Data records for software interfaces:
:::::

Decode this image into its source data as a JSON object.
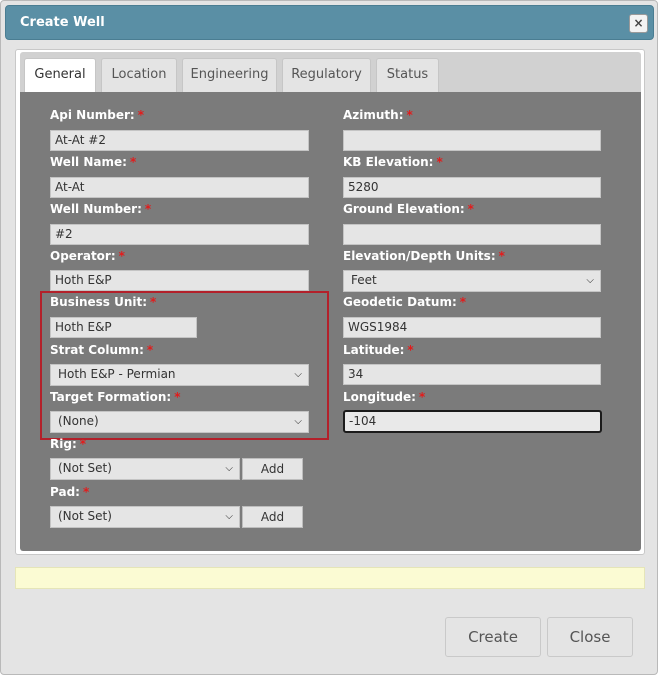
{
  "dialog": {
    "title": "Create Well",
    "close_glyph": "×"
  },
  "tabs": [
    {
      "label": "General",
      "active": true
    },
    {
      "label": "Location"
    },
    {
      "label": "Engineering"
    },
    {
      "label": "Regulatory"
    },
    {
      "label": "Status"
    }
  ],
  "required_marker": "*",
  "fields": {
    "api_number": {
      "label": "Api Number:",
      "value": "At-At #2"
    },
    "well_name": {
      "label": "Well Name:",
      "value": "At-At"
    },
    "well_number": {
      "label": "Well Number:",
      "value": "#2"
    },
    "operator": {
      "label": "Operator:",
      "value": "Hoth E&P"
    },
    "business_unit": {
      "label": "Business Unit:",
      "value": "Hoth E&P"
    },
    "strat_column": {
      "label": "Strat Column:",
      "value": "Hoth E&P - Permian"
    },
    "target_formation": {
      "label": "Target Formation:",
      "value": "(None)"
    },
    "rig": {
      "label": "Rig:",
      "value": "(Not Set)",
      "add_label": "Add"
    },
    "pad": {
      "label": "Pad:",
      "value": "(Not Set)",
      "add_label": "Add"
    },
    "azimuth": {
      "label": "Azimuth:",
      "value": ""
    },
    "kb_elevation": {
      "label": "KB Elevation:",
      "value": "5280"
    },
    "ground_elevation": {
      "label": "Ground Elevation:",
      "value": ""
    },
    "elevation_units": {
      "label": "Elevation/Depth Units:",
      "value": "Feet"
    },
    "geodetic_datum": {
      "label": "Geodetic Datum:",
      "value": "WGS1984"
    },
    "latitude": {
      "label": "Latitude:",
      "value": "34"
    },
    "longitude": {
      "label": "Longitude:",
      "value": "-104"
    }
  },
  "icons": {
    "dropdown": "chevron-down-icon",
    "close": "close-icon"
  },
  "colors": {
    "titlebar": "#5a8fa5",
    "required": "#e31b1b",
    "highlight": "#b3202a",
    "notice": "#fbfbd3"
  },
  "footer": {
    "create_label": "Create",
    "close_label": "Close"
  }
}
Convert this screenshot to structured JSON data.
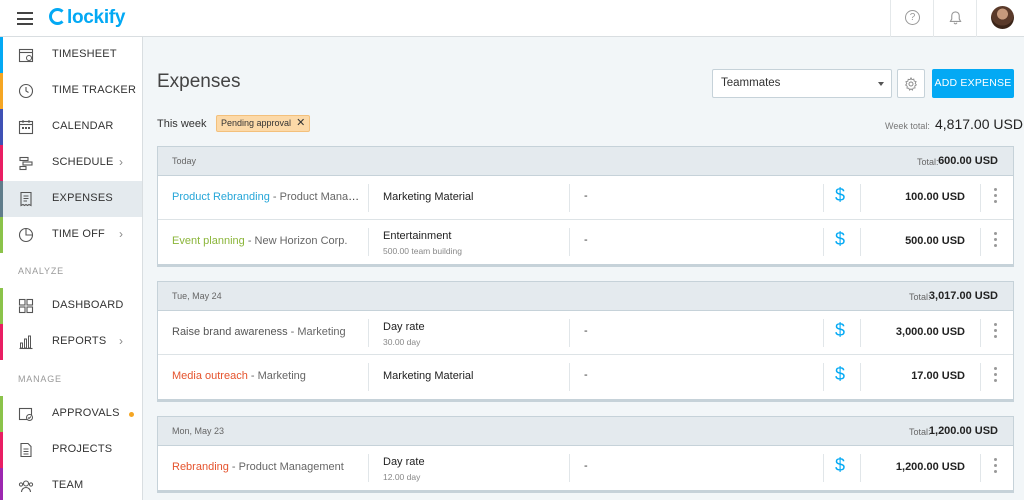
{
  "header": {
    "logo_text": "lockify",
    "help_glyph": "?"
  },
  "sidebar": {
    "items": [
      {
        "label": "TIMESHEET",
        "icon": "timesheet-icon",
        "color": "#03a9f4"
      },
      {
        "label": "TIME TRACKER",
        "icon": "clock-icon",
        "color": "#f5a623"
      },
      {
        "label": "CALENDAR",
        "icon": "calendar-icon",
        "color": "#3f51b5"
      },
      {
        "label": "SCHEDULE",
        "icon": "schedule-icon",
        "color": "#e91e63"
      },
      {
        "label": "EXPENSES",
        "icon": "receipt-icon",
        "color": "#607d8b",
        "active": true
      },
      {
        "label": "TIME OFF",
        "icon": "time-off-icon",
        "color": "#8bc34a"
      },
      {
        "label": "DASHBOARD",
        "icon": "dashboard-icon",
        "color": "#8bc34a"
      },
      {
        "label": "REPORTS",
        "icon": "reports-icon",
        "color": "#e91e63"
      },
      {
        "label": "APPROVALS",
        "icon": "approvals-icon",
        "color": "#8bc34a"
      },
      {
        "label": "PROJECTS",
        "icon": "projects-icon",
        "color": "#e91e63"
      },
      {
        "label": "TEAM",
        "icon": "team-icon",
        "color": "#9c27b0"
      }
    ],
    "section_analyze": "ANALYZE",
    "section_manage": "MANAGE",
    "chevron": "›"
  },
  "main": {
    "title": "Expenses",
    "teammates_label": "Teammates",
    "add_button": "ADD EXPENSE",
    "week_label": "This week",
    "filter_chip": "Pending approval",
    "filter_chip_close": "✕",
    "week_total_label": "Week total:",
    "week_total_value": "4,817.00 USD",
    "groups": [
      {
        "day": "Today",
        "total_label": "Total:",
        "total": "600.00 USD",
        "rows": [
          {
            "project": "Product Rebranding",
            "client": " - Product Managem…",
            "project_color": "#26a6d8",
            "category": "Marketing Material",
            "note": "",
            "desc": "-",
            "amount": "100.00 USD"
          },
          {
            "project": "Event planning",
            "client": " - New Horizon Corp.",
            "project_color": "#8bb53a",
            "category": "Entertainment",
            "note": "500.00 team building",
            "desc": "-",
            "amount": "500.00 USD"
          }
        ]
      },
      {
        "day": "Tue, May 24",
        "total_label": "Total:",
        "total": "3,017.00 USD",
        "rows": [
          {
            "project": "Raise brand awareness",
            "client": " - Marketing",
            "project_color": "#555555",
            "category": "Day rate",
            "note": "30.00 day",
            "desc": "-",
            "amount": "3,000.00 USD"
          },
          {
            "project": "Media outreach",
            "client": " - Marketing",
            "project_color": "#e5532d",
            "category": "Marketing Material",
            "note": "",
            "desc": "-",
            "amount": "17.00 USD"
          }
        ]
      },
      {
        "day": "Mon, May 23",
        "total_label": "Total:",
        "total": "1,200.00 USD",
        "rows": [
          {
            "project": "Rebranding",
            "client": " - Product Management",
            "project_color": "#e5532d",
            "category": "Day rate",
            "note": "12.00 day",
            "desc": "-",
            "amount": "1,200.00 USD"
          }
        ]
      }
    ],
    "dollar_glyph": "$"
  }
}
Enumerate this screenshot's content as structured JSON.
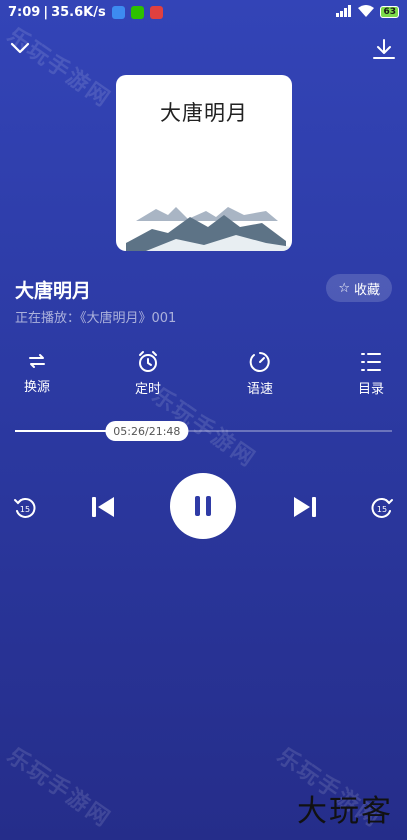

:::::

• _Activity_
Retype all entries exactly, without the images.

• _Task result_
Decode this image into its source data as a JSON object.
{
  "dialog": {
    "title": "Create Well",
    "close_glyph": "×"
  },
  "tabs": [
    {
      "label": "General",
      "active": true
    },
    {
      "label": "Location"
    },
    {
      "label": "Engineering"
    },
    {
      "label": "Regulatory"
    },
    {
      "label": "Status"
    }
  ],
  "required_marker": "*",
  "fields": {
    "api_number": {
      "label": "Api Number:",
      "value": "At-At #2"
    },
    "well_name": {
      "label": "Well Name:",
      "value": "At-At"
    },
    "well_number": {
      "label": "Well Number:",
      "value": "#2"
    },
    "operator": {
      "label": "Operator:",
      "value": "Hoth E&P"
    },
    "business_unit": {
      "label": "Business Unit:",
      "value": "Hoth E&P"
    },
    "strat_column": {
      "label": "Strat Column:",
      "value": "Hoth E&P - Permian"
    },
    "target_formation": {
      "label": "Target Formation:",
      "value": "(None)"
    },
    "rig": {
      "label": "Rig:",
      "value": "(Not Set)",
      "add_label": "Add"
    },
    "pad": {
      "label": "Pad:",
      "value": "(Not Set)",
      "add_label": "Add"
    },
    "azimuth": {
      "label": "Azimuth:",
      "value": ""
    },
    "kb_elevation": {
      "label": "KB Elevation:",
      "value": "5280"
    },
    "ground_elevation": {
      "label": "Ground Elevation:",
      "value": ""
    },
    "elevation_units": {
      "label": "Elevation/Depth Units:",
      "value": "Feet"
    },
    "geodetic_datum": {
      "label": "Geodetic Datum:",
      "value": "WGS1984"
    },
    "latitude": {
      "label": "Latitude:",
      "value": "34"
    },
    "longitude": {
      "label": "Longitude:",
      "value": "-104"
    }
  },
  "icons": {
    "dropdown": "chevron-down-icon",
    "close": "close-icon"
  },
  "colors": {
    "titlebar": "#5a8fa5",
    "required": "#e31b1b",
    "highlight": "#b3202a",
    "notice": "#fbfbd3"
  },
  "footer": {
    "create_label": "Create",
    "close_label": "Close"
  }
}
Convert this screenshot to structured JSON data.
{
  "header": {
    "logo_text": "lockify",
    "help_glyph": "?"
  },
  "sidebar": {
    "items": [
      {
        "label": "TIMESHEET",
        "icon": "timesheet-icon",
        "color": "#03a9f4"
      },
      {
        "label": "TIME TRACKER",
        "icon": "clock-icon",
        "color": "#f5a623"
      },
      {
        "label": "CALENDAR",
        "icon": "calendar-icon",
        "color": "#3f51b5"
      },
      {
        "label": "SCHEDULE",
        "icon": "schedule-icon",
        "color": "#e91e63"
      },
      {
        "label": "EXPENSES",
        "icon": "receipt-icon",
        "color": "#607d8b",
        "active": true
      },
      {
        "label": "TIME OFF",
        "icon": "time-off-icon",
        "color": "#8bc34a"
      },
      {
        "label": "DASHBOARD",
        "icon": "dashboard-icon",
        "color": "#8bc34a"
      },
      {
        "label": "REPORTS",
        "icon": "reports-icon",
        "color": "#e91e63"
      },
      {
        "label": "APPROVALS",
        "icon": "approvals-icon",
        "color": "#8bc34a"
      },
      {
        "label": "PROJECTS",
        "icon": "projects-icon",
        "color": "#e91e63"
      },
      {
        "label": "TEAM",
        "icon": "team-icon",
        "color": "#9c27b0"
      }
    ],
    "section_analyze": "ANALYZE",
    "section_manage": "MANAGE",
    "chevron": "›"
  },
  "main": {
    "title": "Expenses",
    "teammates_label": "Teammates",
    "add_button": "ADD EXPENSE",
    "week_label": "This week",
    "filter_chip": "Pending approval",
    "filter_chip_close": "✕",
    "week_total_label": "Week total:",
    "week_total_value": "4,817.00 USD",
    "groups": [
      {
        "day": "Today",
        "total_label": "Total:",
        "total": "600.00 USD",
        "rows": [
          {
            "project": "Product Rebranding",
            "client": " - Product Managem…",
            "project_color": "#26a6d8",
            "category": "Marketing Material",
            "note": "",
            "desc": "-",
            "amount": "100.00 USD"
          },
          {
            "project": "Event planning",
            "client": " - New Horizon Corp.",
            "project_color": "#8bb53a",
            "category": "Entertainment",
            "note": "500.00 team building",
            "desc": "-",
            "amount": "500.00 USD"
          }
        ]
      },
      {
        "day": "Tue, May 24",
        "total_label": "Total:",
        "total": "3,017.00 USD",
        "rows": [
          {
            "project": "Raise brand awareness",
            "client": " - Marketing",
            "project_color": "#555555",
            "category": "Day rate",
            "note": "30.00 day",
            "desc": "-",
            "amount": "3,000.00 USD"
          },
          {
            "project": "Media outreach",
            "client": " - Marketing",
            "project_color": "#e5532d",
            "category": "Marketing Material",
            "note": "",
            "desc": "-",
            "amount": "17.00 USD"
          }
        ]
      },
      {
        "day": "Mon, May 23",
        "total_label": "Total:",
        "total": "1,200.00 USD",
        "rows": [
          {
            "project": "Rebranding",
            "client": " - Product Management",
            "project_color": "#e5532d",
            "category": "Day rate",
            "note": "12.00 day",
            "desc": "-",
            "amount": "1,200.00 USD"
          }
        ]
      }
    ],
    "dollar_glyph": "$"
  }
}
Enumerate this screenshot's content as structured JSON.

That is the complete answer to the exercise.